Senior University Lecturer (guest)
Alice Twemlow is a design historian with expertise in the history of design criticism. She is associate professor in Leiden University’s Academy of Creative and Performing Arts and helps to supervise PhDArts candidates, and research professor at the Royal Academy of Art, The Hague (KABK) where she leads the “Design and the Deep Future" readership. Previously, Twemlow directed the Design Curating & Writing Master at Design Academy Eindhoven, and founded the Design Research MA at the School of Visual Arts, New York. She is the author of Sifting the Trash: A History of Design Criticism, (MIT Press, 2017).
Trawling the Trash: Design’s Critical Engagements with Waste
When product design is considered from the perspective of the waste it will inevitably become, then, as design theorist Ben Highmore has observed, ‘it is hard not to see global warming and climate change as a consequence of a variety of design processes, design values and design products’. A gathering acknowledgment of the design’s complicity in climate change is generating demand for consideration of other moments in a product’s lifecycle, apart from its birth, such as how it might be used by someone over time, what happens after its period of usefulness is over, and when it is disposed of.
A closer examination of what happens when a designed product becomes trash, of the social behaviours, politics, infrastructures, mechanisms, and economies that shape and gather around refuse and its disposal, could surely enrich our understanding of design culture and provide a much-needed critique of currently dominant labels that mislead with their deflection of attention away from the physicality of waste, such as the supposed immateriality of information, the ‘cloud’, service design, ‘innovation culture’, and the ‘creative economy’.
Through its excavation of historical instances of design criticism’s and critical design’s attempts to surface the impact of design on the physical environment and the social psyche, and its consideration of some contemporary experimental modes of practice and speculative projects, this research seeks to offer an array of precedents for how product design and its criticism might be conducted in the future.
• Sifting the Trash: A History of Design Criticism, (Cambridge, MA: MIT Press, Spring 2017) (BOOK)

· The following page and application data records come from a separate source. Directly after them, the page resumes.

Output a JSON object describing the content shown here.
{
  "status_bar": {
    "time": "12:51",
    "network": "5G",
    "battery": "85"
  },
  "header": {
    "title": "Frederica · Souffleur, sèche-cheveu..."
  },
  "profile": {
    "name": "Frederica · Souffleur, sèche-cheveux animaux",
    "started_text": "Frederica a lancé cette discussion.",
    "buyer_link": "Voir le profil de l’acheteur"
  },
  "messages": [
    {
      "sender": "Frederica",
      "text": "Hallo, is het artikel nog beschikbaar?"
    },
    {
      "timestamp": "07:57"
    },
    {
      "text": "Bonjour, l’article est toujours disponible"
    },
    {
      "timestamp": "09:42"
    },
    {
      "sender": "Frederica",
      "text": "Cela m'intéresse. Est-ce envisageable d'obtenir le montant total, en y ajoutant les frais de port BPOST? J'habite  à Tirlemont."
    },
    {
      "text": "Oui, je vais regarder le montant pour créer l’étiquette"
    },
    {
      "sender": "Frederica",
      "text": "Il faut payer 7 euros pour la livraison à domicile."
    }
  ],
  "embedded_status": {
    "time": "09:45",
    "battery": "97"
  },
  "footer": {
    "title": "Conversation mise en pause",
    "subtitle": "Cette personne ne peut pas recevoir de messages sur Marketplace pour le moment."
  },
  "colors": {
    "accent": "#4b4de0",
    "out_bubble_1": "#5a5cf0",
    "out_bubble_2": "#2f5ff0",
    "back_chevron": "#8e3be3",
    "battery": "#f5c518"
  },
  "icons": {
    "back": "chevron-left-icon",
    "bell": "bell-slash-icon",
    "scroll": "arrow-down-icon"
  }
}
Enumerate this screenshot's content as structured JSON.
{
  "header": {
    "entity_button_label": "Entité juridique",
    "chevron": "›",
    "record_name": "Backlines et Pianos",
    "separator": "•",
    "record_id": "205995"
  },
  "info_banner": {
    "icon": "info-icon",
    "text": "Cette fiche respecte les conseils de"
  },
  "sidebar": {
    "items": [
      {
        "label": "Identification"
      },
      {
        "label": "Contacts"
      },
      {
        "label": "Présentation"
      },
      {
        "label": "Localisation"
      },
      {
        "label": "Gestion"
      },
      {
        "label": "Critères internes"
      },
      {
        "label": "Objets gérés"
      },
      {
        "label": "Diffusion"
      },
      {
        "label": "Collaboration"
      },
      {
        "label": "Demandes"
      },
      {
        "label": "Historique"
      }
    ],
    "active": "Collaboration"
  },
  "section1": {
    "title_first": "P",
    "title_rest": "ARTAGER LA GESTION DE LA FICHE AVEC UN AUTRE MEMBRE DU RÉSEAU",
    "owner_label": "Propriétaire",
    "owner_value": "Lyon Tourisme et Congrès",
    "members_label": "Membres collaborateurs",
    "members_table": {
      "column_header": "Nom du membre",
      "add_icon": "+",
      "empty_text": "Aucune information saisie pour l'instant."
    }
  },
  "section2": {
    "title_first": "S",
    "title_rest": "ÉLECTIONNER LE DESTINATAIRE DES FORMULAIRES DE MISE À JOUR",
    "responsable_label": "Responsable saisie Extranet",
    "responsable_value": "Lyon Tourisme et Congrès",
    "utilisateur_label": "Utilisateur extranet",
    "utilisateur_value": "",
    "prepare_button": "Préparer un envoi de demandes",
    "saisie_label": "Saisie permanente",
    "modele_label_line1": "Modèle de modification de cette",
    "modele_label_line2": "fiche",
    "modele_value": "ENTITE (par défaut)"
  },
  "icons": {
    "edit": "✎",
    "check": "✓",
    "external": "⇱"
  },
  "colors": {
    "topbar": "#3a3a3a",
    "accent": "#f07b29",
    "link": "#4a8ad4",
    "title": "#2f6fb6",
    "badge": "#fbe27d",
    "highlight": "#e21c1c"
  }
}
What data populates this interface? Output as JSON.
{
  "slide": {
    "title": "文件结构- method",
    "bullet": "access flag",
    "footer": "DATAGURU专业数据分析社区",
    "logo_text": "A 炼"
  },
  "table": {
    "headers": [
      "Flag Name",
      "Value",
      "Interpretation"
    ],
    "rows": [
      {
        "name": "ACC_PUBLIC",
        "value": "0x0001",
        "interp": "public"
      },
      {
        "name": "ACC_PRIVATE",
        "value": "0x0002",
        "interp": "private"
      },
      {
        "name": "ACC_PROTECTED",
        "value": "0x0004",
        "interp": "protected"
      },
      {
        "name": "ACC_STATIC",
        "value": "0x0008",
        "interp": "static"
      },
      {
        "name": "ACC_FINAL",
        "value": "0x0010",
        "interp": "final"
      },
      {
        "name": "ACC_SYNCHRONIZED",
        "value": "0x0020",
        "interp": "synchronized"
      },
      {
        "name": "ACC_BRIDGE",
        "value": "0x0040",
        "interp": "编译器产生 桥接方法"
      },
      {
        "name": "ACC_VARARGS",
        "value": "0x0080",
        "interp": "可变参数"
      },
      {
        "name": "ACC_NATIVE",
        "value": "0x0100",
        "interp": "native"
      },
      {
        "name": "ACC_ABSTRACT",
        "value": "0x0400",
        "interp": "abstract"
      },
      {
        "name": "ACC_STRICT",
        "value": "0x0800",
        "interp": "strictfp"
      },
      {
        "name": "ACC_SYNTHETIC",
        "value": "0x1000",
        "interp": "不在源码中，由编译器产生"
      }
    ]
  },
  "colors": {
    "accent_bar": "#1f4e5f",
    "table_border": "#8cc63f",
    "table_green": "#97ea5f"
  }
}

• “I Can’t Talk to You If You Say That: An Ideological Collision at The International Design Conference at Aspen, 1970,” Design & Culture, v. 1, issue 1, Berg, 2009
• “The Evolution of a New Televisual Language: The Sets, Title Sequences and Consumers of Ready Steady Go! 1963–1966,” Popular Design and Entertainment, Christopher Frayling and Emily King (eds.), (Manchester: Manchester University Press, 2009)
• 25 entries for the Bloomsbury Encyclopedia of Design, (London: Bloomsbury, 2015)
• “The Post-it Note” and “Sgt. Pepper’s Lonely Hearts Club Band album cover,” Iconic Designs, ed. Grace Lees-Maffei, (London: Berg/Bloomsbury, 2014)
• “Trawling the Trash: Design’s Critical Engagements with Waste,” Workshop: Waste between the 19th and the 21st century: the price of modernity or the sign of a misdirected development?, Workshop, Center for the History of Global Development, Shanghai University, October, 2018
• “Design for Self-destruction, De-activation, and Accelerated Decomposition,” Amsterdam School for Cultural Analysis, University of Amsterdam, 2017
• “Sifting the Trash,” “How we live, and How we might live: Design and the Spirit of Critical Utopianism,” Design History Society Conference, San Francisco, 2015
• “I can’t talk to you if you say that: An ideological collision at the International Design Conference at Aspen, 1970,” Design Activism and Social Change, Design History Society Conference, Barcelona, 2011
design history, design criticism, design and time, design and ecology, design research, environmental humanities, design and sustainability, design theory, design studies, writing and publishing, alternative media, new media, English literature, cultural studies, design education, media studies, museum studies, amateur criticism, research-as-practice, graphic design, typography, intersections between literature and design, waste, trash, circular economies, deep futures
Twemlow has an international presence as a writer, speaker, educator, juror, examiner, critic, and conference director and moderator on all aspects of design culture.
Grants and awards
Graham Foundation Grant Recipient, 2015
Design History Society Writing Award Winner, 2018
Nominated for “Design Mind,” National Design Awards, 2009
Recipient, Surface Magazine Avant Guardian Award, 2008